The name Althuyzer is derived from the German words "alt," which means "old," and "haus," which means "house." As a surname Althuyzer may have arisen describing someone who resided in an ancient dwelling; or it may come from one of several place in Germany
called Althaus.The tradition of adopting hereditary surnames
came to Germany
after the 12th century, and the names of places where people lived were a primary source. Many of these local
names carry the prefix "von," meaning "of" or "from," which originally indicated land ownership, and was sometimes a mark of nobility.
Early Origins of the Althuyzer family
The surname Althuyzer was first found in Muensterland, Westphalia
, where the name was anciently associated with the tribal conflicts of the area. They declared allegiances to many nobles and princes of early history, lending their influence in struggles for power and status within the region. They branched into many houses, and their contributions were sought by many leaders in their search for power. Chronicles first mention Conradus de Oldenhus, a family in Muenster, in 1353.
Early History of the Althuyzer family
This web page shows only a small excerpt of our Althuyzer research.Another 169 words (12 lines of text) covering the years 1556 and 1637 are included under the topic Early Althuyzer History in all our PDF Extended History products and printed products wherever possible.
Althuyzer Spelling Variations
of this family name include: Althaus, Althausen, Althous, Althousen, Althouse, Althausens, Althaussen, Althusen, Althussen, Oldehus, Oldenhus, Alshaus, Allshouse, Allshaus, Althuyzer, Althäuser and many more.
Early Notables of the Althuyzer family (pre 1700)
Another 27 words (2 lines of text) are included under the topic Early Althuyzer Notables in all our PDF Extended History products and printed products wherever possible.
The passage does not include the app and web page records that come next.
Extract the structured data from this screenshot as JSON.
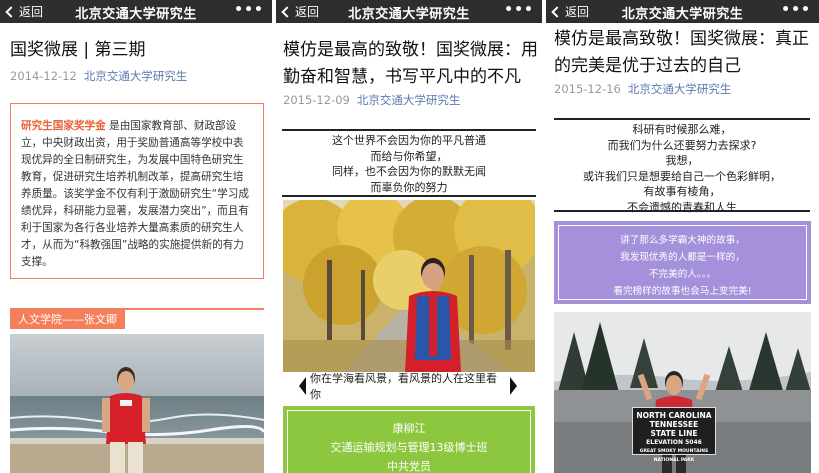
{
  "topbar": {
    "back_label": "返回",
    "title": "北京交通大学研究生",
    "more_label": "•••"
  },
  "article1": {
    "title": "国奖微展 | 第三期",
    "date": "2014-12-12",
    "account": "北京交通大学研究生",
    "intro_highlight": "研究生国家奖学金",
    "intro_body": "是由国家教育部、财政部设立，中央财政出资，用于奖励普通高等学校中表现优异的全日制研究生，为发展中国特色研究生教育，促进研究生培养机制改革，提高研究生培养质量。该奖学金不仅有利于激励研究生“学习成绩优异，科研能力显著，发展潜力突出”，而且有利于国家为各行各业培养大量高素质的研究生人才，从而为“科教强国”战略的实施提供新的有力支撑。",
    "section_tag": "人文学院——张文卿"
  },
  "article2": {
    "title": "模仿是最高的致敬！国奖微展：用勤奋和智慧，书写平凡中的不凡",
    "date": "2015-12-09",
    "account": "北京交通大学研究生",
    "poem": [
      "这个世界不会因为你的平凡普通",
      "而给与你希望，",
      "同样，也不会因为你的默默无闻",
      "而辜负你的努力"
    ],
    "photo_caption": "你在学海看风景，看风景的人在这里看你",
    "profile": [
      "康柳江",
      "交通运输规划与管理13级博士班",
      "中共党员"
    ]
  },
  "article3": {
    "title": "模仿是最高致敬！国奖微展：真正的完美是优于过去的自己",
    "date": "2015-12-16",
    "account": "北京交通大学研究生",
    "poem": [
      "科研有时候那么难，",
      "而我们为什么还要努力去探求?",
      "我想，",
      "或许我们只是想要给自己一个色彩鲜明，",
      "有故事有棱角，",
      "不会遗憾的青春和人生"
    ],
    "quote": [
      "讲了那么多学霸大神的故事，",
      "我发现优秀的人都是一样的，",
      "不完美的人。。。",
      "看完榜样的故事也会马上变完美!"
    ],
    "sign": [
      "NORTH CAROLINA",
      "TENNESSEE",
      "STATE LINE",
      "ELEVATION 5046",
      "GREAT SMOKY MOUNTAINS",
      "NATIONAL PARK"
    ]
  },
  "colors": {
    "topbar_bg": "#2e2e30",
    "accent_red": "#f08060",
    "account_link": "#5b7bb1",
    "green_box": "#8dc63f",
    "purple_box": "#a590db"
  }
}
Migration of the Althuyzer family to the New World and Oceana
Some of the first settlers of this family name or some of its variants were: Abraham Althaus, age 24; who settled in Philadelphia in 1731; as did Johannes Althauss in 1738 and Erasmus Althous in 1749; and Christian Althaus, who arrived in Texas in 1846..